Compare those figures to the other Big Four carriers. In terms of voice, AT&T charges customers $30 per month on top of a $2.00 per minute charge; Sprint levies a $4.99 per month fee along with a $0.99 – $5.99 per minute charge; Verizon charges $3.99 per month on top of a $0.06 per minute charge. T-Mobile, as we said, charges a flat $0.20 a minute with no monthly fee.
It's a smartphone, so who needs voice anyway? In terms of data, AT&T charges $30 per 120MB or $120 per 800MB; Sprint charges $40 per 40MB or $80 per 85MB; Verizon charges $25 per 100MB. Those numbers are stark compared to the fact that any data usage on a T-Mobile's phone is simply taken out of your normal rate plan, with no extra cost.
Ah, but there is a catch. That data is running only at 2G or EDGE speed. Compare today's LTE or even HSPA+ speed with the speed of the original iPhone and you'll find many people will be jonesing for higher speed data, and that will cost you.
T-Mobile offers Speed Passes that to accelerate customers' data. They run $15 for a daily pass that gives customers up to 100 MB of 4G data, or $25 for a weekly pass that includes up to 200 MB of 4G data. A monthly pass costs $50 and includes up to 500 MB of 4G data.
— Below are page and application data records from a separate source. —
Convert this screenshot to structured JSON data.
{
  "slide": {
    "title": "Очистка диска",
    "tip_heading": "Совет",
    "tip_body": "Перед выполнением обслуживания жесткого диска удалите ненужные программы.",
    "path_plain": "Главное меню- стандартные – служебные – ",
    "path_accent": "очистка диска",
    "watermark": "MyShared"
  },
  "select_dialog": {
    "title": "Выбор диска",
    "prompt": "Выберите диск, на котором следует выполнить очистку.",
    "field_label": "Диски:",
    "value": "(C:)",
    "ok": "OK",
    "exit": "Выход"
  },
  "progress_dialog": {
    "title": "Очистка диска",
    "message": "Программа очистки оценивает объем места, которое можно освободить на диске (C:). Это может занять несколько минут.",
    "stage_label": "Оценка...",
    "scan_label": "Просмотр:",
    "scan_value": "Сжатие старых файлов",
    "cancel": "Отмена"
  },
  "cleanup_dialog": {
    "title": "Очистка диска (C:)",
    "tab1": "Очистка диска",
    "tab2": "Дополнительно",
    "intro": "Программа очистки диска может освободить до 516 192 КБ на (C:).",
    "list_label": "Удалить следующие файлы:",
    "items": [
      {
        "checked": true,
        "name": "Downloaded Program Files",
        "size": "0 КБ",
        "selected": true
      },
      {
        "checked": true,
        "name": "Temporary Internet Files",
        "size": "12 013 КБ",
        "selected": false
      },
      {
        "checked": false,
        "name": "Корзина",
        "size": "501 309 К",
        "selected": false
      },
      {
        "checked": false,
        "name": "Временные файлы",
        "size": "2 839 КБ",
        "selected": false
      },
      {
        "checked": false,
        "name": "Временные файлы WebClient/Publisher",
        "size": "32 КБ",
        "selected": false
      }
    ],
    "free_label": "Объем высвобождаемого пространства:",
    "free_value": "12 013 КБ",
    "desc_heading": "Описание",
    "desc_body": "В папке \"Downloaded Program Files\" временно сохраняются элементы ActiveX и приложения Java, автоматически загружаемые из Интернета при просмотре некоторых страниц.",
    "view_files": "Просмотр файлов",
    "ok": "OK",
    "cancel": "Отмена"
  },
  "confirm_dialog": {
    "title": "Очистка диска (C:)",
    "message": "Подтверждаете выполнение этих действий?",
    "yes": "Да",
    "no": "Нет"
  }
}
Notably, those rates are still better than what you would get from AT&T, Sprint, or Verizon.
Earlier this year T-Mobile announced Simple Choice, which eliminated carrier subsidies for devices by having the customer pay a down payment (sometimes $0), with monthly charges for the balance, and lower service plan rates.
It then offered JUMP (Just Upgrade My Phone), which -- for $10 a month -- allows a customer to upgrade their device twice during a calendar year.
This is just the latest salvo in T-Mobile's war against typical carrier behavior.